(SOURCE INFORMATION):
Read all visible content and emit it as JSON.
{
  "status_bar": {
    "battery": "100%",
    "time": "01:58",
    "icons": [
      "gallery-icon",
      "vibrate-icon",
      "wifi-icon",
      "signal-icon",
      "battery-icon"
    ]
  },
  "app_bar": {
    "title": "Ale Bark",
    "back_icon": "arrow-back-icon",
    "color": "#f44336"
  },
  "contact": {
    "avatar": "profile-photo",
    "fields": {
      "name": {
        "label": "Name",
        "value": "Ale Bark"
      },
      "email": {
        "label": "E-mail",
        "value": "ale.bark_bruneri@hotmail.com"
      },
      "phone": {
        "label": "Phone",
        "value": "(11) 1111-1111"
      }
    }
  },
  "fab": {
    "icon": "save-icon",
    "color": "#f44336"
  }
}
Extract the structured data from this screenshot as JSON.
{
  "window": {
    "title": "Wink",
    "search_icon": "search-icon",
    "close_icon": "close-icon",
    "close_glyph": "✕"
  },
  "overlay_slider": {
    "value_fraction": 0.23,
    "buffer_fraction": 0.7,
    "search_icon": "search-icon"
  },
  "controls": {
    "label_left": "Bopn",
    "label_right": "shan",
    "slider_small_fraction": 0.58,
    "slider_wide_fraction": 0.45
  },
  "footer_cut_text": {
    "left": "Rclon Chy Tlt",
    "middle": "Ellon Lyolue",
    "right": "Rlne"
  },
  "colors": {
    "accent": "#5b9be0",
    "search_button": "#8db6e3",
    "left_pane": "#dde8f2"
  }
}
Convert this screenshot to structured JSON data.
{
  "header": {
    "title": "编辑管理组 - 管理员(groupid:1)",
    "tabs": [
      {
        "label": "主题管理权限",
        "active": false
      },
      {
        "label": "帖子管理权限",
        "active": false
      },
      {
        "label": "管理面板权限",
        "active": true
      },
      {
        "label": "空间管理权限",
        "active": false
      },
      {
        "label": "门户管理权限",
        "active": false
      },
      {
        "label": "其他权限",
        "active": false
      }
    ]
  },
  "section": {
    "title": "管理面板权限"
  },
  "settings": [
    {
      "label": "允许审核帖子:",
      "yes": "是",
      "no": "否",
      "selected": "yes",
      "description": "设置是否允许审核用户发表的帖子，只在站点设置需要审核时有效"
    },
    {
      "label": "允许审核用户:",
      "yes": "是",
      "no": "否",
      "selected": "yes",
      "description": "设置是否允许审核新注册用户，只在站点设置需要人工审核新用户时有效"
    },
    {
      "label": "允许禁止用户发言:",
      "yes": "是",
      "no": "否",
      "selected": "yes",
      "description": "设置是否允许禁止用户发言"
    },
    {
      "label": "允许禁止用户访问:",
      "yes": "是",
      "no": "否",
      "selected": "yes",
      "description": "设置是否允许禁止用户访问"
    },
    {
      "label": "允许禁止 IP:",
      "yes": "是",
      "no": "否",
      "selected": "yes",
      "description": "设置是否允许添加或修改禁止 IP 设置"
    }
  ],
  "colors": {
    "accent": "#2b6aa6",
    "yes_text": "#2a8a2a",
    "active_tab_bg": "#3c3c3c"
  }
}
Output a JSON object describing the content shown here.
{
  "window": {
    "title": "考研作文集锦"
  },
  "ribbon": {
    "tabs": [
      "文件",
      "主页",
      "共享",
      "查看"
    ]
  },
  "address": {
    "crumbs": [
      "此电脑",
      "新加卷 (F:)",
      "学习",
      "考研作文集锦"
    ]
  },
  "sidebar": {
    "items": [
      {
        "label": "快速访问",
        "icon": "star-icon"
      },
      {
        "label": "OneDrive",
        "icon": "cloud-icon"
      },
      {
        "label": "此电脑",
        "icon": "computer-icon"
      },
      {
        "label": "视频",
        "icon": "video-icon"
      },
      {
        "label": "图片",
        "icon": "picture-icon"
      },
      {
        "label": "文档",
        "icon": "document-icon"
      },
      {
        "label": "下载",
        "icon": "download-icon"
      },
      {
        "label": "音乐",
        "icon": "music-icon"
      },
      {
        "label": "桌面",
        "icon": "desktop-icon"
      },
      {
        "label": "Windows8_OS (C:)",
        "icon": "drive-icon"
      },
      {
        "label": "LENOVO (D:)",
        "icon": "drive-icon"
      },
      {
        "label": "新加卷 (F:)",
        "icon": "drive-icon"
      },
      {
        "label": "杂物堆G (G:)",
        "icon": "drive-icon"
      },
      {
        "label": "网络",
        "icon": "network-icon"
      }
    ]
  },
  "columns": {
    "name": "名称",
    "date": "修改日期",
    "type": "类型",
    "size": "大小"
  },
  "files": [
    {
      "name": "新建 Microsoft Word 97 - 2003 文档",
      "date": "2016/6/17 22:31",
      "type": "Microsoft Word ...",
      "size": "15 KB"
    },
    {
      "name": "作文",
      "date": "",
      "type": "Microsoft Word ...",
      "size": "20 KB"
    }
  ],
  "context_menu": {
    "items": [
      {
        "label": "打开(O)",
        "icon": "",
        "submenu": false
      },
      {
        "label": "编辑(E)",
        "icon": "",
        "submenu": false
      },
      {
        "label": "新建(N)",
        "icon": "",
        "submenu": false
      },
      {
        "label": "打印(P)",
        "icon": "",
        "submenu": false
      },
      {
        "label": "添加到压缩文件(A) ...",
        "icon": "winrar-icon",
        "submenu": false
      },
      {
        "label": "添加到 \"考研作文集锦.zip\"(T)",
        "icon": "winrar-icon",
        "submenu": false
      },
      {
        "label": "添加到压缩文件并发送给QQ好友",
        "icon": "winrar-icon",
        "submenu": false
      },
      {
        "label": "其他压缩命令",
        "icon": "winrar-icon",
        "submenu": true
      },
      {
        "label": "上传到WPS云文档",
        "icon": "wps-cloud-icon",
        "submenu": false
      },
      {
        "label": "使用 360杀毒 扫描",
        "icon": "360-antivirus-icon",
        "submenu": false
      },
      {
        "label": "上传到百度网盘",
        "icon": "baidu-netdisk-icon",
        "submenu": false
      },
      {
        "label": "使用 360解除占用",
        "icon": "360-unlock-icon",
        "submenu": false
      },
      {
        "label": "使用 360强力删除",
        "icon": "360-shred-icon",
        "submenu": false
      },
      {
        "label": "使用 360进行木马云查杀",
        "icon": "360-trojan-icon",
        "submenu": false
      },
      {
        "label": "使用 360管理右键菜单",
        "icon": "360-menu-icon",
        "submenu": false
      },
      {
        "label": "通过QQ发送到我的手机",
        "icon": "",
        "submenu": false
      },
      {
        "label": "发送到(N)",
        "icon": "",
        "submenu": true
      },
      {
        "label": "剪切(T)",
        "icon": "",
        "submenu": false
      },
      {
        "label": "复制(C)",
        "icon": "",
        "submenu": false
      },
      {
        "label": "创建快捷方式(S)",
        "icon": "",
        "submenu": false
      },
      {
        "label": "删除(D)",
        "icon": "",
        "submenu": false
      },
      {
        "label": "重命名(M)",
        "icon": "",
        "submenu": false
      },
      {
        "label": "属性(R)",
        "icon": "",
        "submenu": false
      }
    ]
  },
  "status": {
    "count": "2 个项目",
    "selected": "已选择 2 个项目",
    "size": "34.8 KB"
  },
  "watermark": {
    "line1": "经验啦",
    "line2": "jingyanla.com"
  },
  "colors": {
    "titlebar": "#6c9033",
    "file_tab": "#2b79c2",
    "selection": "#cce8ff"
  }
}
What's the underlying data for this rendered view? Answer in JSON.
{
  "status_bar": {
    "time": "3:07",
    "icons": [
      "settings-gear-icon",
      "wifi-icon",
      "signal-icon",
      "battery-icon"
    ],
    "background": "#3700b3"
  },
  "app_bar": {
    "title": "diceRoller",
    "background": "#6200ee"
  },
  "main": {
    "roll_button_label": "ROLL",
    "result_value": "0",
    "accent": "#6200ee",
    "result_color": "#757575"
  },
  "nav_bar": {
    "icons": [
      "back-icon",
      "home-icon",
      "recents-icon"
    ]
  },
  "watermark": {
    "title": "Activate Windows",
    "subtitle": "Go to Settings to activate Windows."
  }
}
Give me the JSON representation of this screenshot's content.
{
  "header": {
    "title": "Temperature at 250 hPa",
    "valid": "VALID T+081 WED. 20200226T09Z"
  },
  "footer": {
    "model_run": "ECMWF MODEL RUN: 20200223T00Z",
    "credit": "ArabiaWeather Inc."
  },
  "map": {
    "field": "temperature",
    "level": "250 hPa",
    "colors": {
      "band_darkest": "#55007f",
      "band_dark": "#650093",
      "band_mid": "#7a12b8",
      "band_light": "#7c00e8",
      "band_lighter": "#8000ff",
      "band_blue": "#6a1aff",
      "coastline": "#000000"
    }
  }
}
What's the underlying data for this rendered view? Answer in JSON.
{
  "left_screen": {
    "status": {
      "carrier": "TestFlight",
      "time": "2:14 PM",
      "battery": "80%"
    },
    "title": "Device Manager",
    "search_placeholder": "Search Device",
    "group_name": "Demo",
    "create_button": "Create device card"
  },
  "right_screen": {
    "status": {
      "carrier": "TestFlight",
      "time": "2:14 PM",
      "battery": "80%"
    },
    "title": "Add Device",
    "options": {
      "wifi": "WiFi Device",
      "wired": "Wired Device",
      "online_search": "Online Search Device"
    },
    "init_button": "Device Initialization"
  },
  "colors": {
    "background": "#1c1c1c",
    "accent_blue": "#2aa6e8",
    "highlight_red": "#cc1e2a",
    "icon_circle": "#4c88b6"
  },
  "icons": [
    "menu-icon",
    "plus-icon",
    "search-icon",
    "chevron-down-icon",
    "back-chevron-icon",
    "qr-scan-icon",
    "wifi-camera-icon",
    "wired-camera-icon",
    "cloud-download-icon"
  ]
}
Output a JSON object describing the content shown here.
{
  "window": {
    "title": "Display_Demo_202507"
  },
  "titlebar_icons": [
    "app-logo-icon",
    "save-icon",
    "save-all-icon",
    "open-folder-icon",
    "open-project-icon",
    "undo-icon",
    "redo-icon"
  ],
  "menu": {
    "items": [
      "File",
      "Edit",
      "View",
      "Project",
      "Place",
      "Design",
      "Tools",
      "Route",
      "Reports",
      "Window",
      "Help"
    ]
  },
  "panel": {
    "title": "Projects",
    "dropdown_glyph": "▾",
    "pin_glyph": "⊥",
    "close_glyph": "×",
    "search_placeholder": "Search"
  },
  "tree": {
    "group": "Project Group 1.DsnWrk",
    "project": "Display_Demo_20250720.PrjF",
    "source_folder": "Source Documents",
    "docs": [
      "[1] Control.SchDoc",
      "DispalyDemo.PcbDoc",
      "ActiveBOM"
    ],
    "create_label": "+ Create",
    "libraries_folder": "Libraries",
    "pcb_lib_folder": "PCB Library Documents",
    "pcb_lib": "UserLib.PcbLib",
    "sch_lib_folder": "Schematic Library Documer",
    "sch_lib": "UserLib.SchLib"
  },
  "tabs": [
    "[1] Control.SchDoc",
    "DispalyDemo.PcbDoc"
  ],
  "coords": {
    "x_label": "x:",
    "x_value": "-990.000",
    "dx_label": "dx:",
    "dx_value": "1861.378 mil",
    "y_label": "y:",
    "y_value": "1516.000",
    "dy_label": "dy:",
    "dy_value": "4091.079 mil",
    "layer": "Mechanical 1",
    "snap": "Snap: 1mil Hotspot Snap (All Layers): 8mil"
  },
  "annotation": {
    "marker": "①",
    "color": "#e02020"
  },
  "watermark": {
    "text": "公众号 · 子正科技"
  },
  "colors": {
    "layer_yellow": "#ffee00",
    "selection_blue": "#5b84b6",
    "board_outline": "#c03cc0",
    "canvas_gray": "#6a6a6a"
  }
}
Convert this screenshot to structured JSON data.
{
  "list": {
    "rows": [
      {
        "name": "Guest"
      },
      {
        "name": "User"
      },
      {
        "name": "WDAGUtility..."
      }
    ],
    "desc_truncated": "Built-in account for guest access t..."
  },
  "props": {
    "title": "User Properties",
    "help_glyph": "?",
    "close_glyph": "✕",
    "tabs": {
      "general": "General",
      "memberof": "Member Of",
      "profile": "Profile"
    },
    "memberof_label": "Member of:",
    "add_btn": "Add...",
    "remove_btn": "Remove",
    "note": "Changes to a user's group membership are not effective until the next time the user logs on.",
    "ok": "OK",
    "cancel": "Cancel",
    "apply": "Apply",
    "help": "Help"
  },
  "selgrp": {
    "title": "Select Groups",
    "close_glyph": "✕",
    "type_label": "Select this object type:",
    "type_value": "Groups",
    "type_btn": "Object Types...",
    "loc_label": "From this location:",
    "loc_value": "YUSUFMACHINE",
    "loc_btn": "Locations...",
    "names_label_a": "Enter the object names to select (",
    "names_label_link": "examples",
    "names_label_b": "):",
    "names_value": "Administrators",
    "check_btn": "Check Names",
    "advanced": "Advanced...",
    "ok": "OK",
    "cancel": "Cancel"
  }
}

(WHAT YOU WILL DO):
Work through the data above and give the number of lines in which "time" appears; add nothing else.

(TASK SOLUTION):
5